» **EXERCISE BRIEF**: In the listing that follows, give every line again exactly and omit the pictures.

———

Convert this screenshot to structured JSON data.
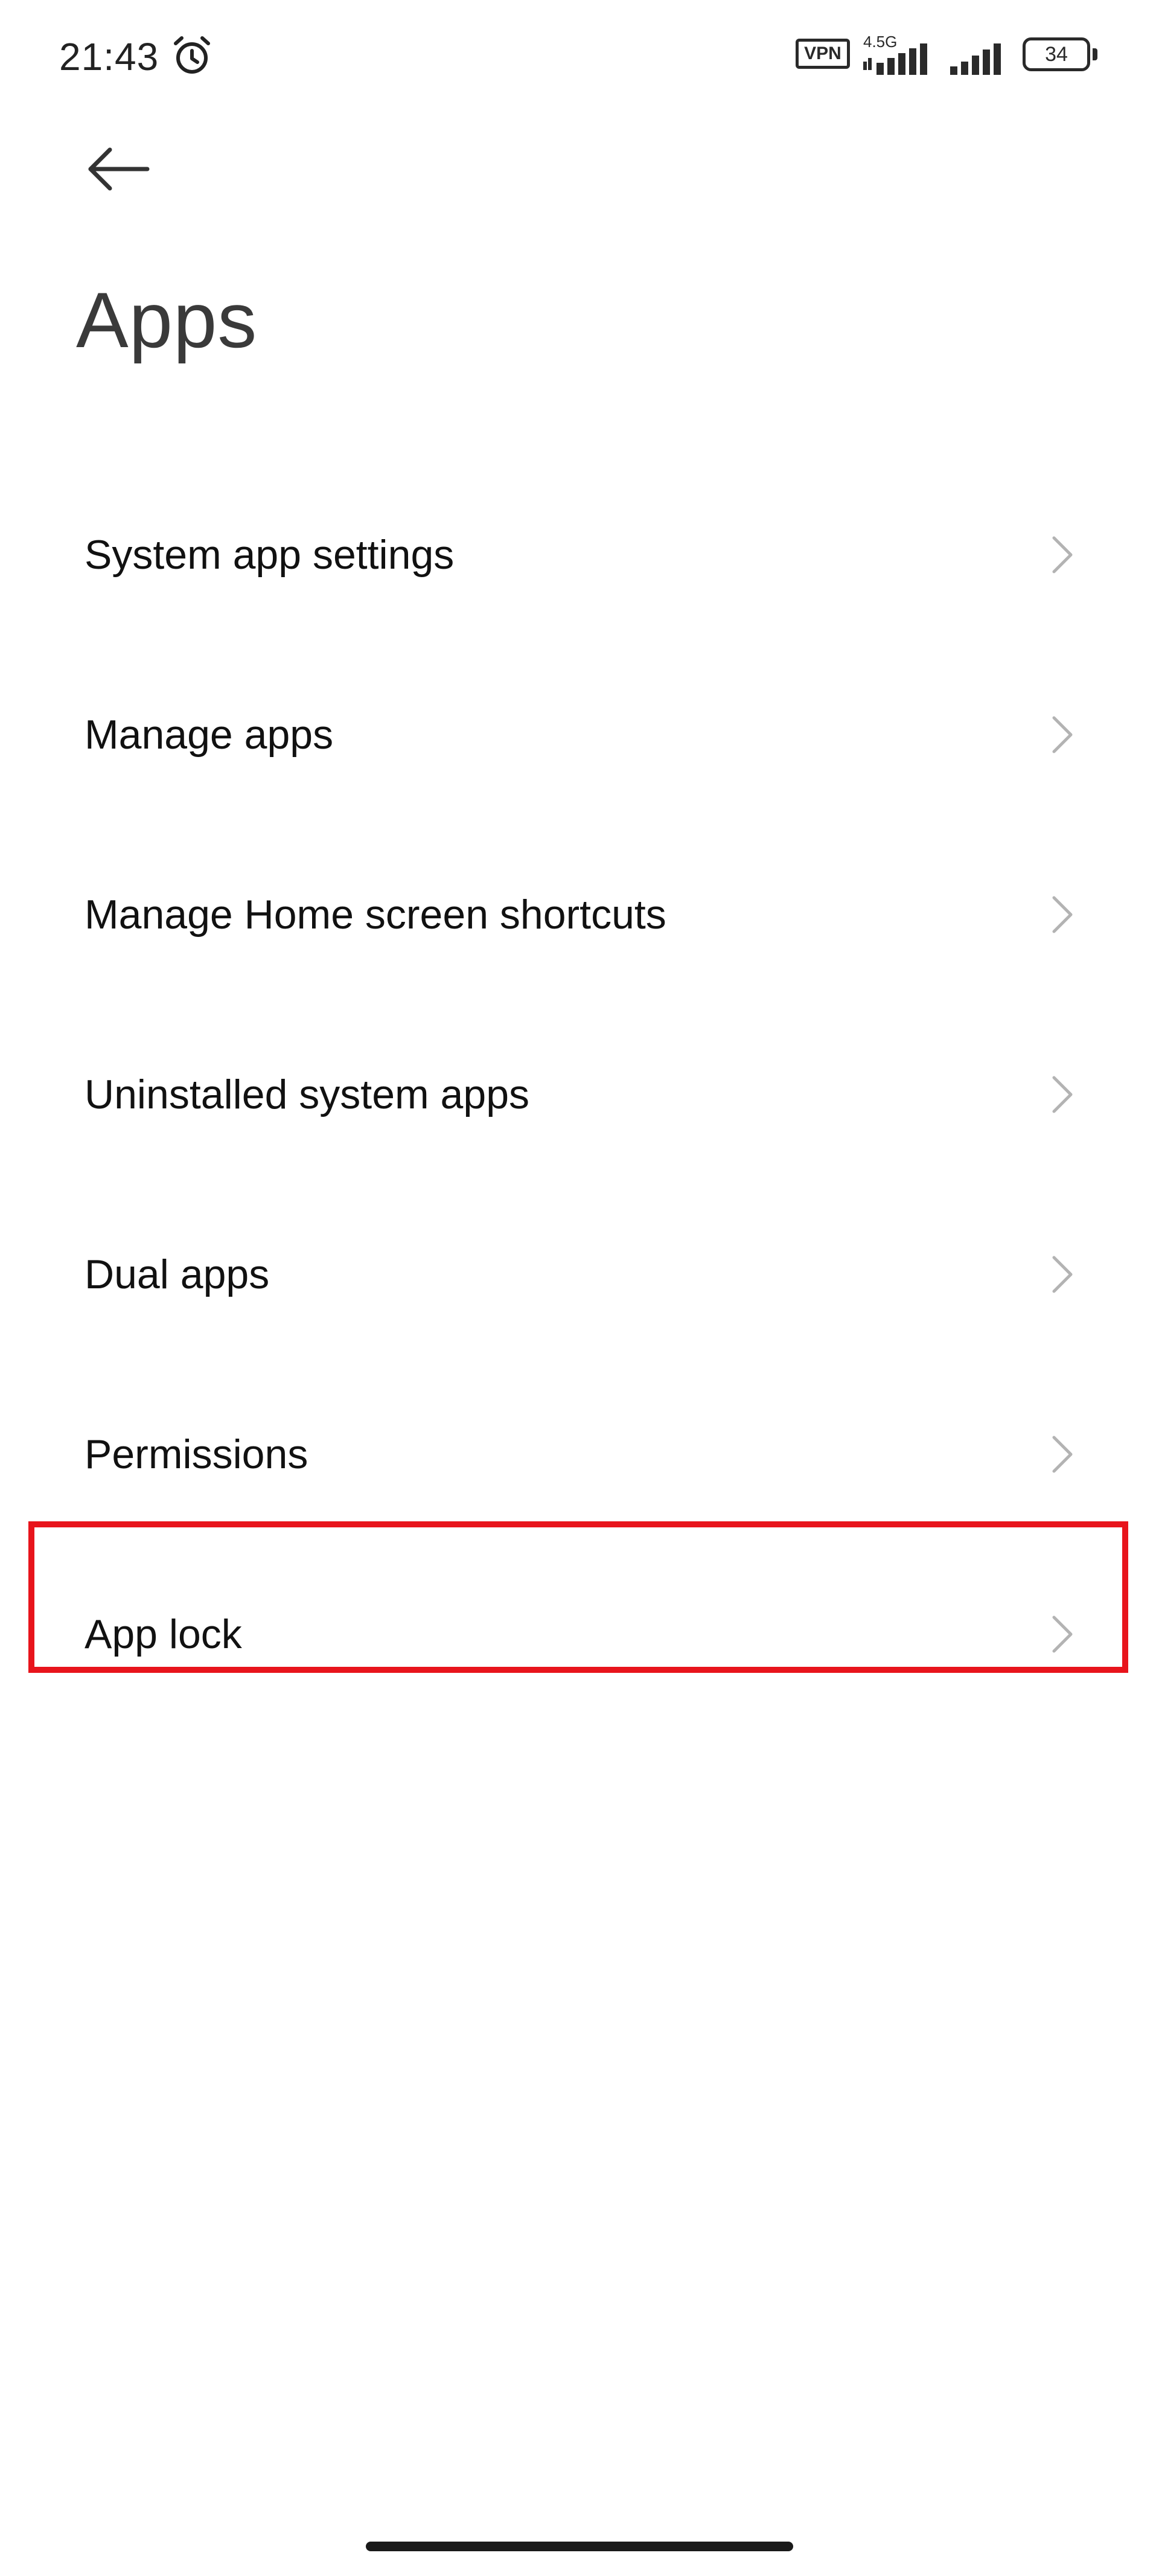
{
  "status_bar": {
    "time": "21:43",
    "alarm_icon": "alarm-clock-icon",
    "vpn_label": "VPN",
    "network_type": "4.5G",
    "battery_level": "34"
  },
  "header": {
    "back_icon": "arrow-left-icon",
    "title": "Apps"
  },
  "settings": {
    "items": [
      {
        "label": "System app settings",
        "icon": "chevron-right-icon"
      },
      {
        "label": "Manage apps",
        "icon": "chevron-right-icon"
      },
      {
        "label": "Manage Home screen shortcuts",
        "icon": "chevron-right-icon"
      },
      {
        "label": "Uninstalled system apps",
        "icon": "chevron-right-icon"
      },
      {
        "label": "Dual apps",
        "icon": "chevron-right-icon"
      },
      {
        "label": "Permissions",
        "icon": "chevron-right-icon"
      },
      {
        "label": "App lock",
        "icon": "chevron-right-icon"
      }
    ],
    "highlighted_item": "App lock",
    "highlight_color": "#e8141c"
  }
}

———

» **OUTPUT OF THE TASK**:
Convert this screenshot to structured JSON data.
{
  "status_bar": {
    "time": "21:43",
    "alarm_icon": "alarm-clock-icon",
    "vpn_label": "VPN",
    "network_type": "4.5G",
    "battery_level": "34"
  },
  "header": {
    "back_icon": "arrow-left-icon",
    "title": "Apps"
  },
  "settings": {
    "items": [
      {
        "label": "System app settings",
        "icon": "chevron-right-icon"
      },
      {
        "label": "Manage apps",
        "icon": "chevron-right-icon"
      },
      {
        "label": "Manage Home screen shortcuts",
        "icon": "chevron-right-icon"
      },
      {
        "label": "Uninstalled system apps",
        "icon": "chevron-right-icon"
      },
      {
        "label": "Dual apps",
        "icon": "chevron-right-icon"
      },
      {
        "label": "Permissions",
        "icon": "chevron-right-icon"
      },
      {
        "label": "App lock",
        "icon": "chevron-right-icon"
      }
    ],
    "highlighted_item": "App lock",
    "highlight_color": "#e8141c"
  }
}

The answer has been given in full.